──────── Information given ────────

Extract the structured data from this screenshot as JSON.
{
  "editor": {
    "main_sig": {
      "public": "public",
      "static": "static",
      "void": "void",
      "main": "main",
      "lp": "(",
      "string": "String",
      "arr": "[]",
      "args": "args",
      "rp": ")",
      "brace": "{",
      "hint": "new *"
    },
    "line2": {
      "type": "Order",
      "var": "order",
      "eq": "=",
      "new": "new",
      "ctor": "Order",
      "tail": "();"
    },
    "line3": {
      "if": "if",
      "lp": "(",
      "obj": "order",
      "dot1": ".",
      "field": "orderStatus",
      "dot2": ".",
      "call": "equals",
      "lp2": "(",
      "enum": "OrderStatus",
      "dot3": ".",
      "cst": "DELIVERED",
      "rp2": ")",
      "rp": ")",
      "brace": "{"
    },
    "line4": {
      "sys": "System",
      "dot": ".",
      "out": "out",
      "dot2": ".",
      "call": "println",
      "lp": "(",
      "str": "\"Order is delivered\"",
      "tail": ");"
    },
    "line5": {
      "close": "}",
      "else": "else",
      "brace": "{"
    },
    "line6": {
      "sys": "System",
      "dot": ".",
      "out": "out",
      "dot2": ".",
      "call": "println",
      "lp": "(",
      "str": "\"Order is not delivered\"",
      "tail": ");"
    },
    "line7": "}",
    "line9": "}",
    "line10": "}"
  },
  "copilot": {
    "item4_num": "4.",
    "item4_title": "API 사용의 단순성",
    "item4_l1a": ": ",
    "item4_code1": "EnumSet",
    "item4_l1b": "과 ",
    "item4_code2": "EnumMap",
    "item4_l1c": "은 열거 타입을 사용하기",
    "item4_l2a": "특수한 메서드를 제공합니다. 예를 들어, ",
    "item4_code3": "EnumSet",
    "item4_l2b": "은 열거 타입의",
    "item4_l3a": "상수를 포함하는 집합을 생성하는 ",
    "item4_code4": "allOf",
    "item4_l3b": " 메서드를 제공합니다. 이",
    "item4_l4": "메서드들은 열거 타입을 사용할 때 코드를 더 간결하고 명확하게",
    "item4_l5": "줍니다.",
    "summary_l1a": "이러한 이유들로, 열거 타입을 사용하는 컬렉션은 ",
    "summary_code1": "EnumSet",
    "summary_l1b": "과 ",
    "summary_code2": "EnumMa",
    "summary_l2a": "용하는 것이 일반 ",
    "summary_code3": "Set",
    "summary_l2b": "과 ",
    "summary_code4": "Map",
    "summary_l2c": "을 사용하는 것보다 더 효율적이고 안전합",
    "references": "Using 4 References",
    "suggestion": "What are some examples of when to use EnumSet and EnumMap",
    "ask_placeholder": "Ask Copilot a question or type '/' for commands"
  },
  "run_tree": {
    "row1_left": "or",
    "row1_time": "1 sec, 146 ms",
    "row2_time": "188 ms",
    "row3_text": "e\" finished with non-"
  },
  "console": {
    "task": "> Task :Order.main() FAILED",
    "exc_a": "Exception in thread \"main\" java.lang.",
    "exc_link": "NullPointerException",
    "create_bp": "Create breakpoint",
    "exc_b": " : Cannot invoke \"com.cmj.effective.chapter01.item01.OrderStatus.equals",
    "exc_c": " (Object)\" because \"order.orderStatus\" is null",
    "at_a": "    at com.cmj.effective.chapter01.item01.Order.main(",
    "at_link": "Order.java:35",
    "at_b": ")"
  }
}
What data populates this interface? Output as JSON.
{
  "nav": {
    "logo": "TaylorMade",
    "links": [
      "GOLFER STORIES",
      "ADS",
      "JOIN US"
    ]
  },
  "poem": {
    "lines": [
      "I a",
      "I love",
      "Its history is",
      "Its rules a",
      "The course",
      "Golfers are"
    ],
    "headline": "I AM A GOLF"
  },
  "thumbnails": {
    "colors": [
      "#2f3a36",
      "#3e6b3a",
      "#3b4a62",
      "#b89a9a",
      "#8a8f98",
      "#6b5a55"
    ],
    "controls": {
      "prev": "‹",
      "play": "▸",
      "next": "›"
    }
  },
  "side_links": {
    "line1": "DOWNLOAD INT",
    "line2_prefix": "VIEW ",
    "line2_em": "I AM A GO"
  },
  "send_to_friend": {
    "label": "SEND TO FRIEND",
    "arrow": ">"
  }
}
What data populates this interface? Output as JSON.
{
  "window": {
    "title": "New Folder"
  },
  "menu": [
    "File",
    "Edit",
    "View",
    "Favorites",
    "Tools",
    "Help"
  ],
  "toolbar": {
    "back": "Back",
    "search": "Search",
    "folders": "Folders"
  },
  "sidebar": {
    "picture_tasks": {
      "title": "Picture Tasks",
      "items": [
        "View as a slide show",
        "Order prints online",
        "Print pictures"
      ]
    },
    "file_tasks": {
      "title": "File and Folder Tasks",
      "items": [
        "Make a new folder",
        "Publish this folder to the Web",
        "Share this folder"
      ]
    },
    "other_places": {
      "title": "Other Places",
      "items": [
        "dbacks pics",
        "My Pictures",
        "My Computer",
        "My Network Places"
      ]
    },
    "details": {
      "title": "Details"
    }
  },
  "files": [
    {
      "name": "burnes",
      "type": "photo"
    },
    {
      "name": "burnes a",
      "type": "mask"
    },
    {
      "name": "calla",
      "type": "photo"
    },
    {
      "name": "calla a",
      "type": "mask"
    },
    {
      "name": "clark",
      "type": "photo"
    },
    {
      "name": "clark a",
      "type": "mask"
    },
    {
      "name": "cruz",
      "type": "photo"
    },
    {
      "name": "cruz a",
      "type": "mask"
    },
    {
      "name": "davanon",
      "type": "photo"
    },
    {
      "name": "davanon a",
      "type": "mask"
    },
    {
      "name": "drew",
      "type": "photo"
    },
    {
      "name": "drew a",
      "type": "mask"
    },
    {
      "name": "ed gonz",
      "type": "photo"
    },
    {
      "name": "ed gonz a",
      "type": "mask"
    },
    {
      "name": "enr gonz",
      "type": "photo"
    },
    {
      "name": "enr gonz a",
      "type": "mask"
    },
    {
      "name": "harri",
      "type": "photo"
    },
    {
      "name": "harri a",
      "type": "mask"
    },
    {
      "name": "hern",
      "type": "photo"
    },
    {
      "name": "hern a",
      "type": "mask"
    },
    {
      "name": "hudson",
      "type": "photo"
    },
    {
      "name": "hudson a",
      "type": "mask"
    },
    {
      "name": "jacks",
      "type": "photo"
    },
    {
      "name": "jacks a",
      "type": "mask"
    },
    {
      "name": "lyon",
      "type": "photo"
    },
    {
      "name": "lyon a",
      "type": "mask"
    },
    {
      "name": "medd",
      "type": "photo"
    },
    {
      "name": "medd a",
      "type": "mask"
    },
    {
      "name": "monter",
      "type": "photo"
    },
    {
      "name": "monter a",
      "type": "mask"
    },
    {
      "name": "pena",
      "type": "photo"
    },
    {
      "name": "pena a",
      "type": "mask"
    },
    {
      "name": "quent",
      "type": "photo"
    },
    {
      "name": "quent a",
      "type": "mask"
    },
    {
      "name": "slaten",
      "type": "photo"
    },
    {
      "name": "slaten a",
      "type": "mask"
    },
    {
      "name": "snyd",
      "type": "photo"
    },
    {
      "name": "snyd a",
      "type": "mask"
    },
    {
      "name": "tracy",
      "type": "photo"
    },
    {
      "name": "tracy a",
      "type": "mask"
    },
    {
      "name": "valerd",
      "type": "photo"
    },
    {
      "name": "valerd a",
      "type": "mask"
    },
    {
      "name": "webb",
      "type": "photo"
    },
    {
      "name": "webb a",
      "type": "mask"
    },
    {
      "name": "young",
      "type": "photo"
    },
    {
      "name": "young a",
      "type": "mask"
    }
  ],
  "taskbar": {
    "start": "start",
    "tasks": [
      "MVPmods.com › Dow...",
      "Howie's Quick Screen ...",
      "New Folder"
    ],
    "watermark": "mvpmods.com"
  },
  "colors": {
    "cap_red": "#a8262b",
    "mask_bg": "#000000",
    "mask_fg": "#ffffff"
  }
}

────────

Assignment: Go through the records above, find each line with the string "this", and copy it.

Response area:
Extract the structured data from this screenshot as JSON.
What data populates this interface? Output as JSON.
What data populates this interface? Output as JSON.
        "Publish this folder to the Web",
        "Share this folder"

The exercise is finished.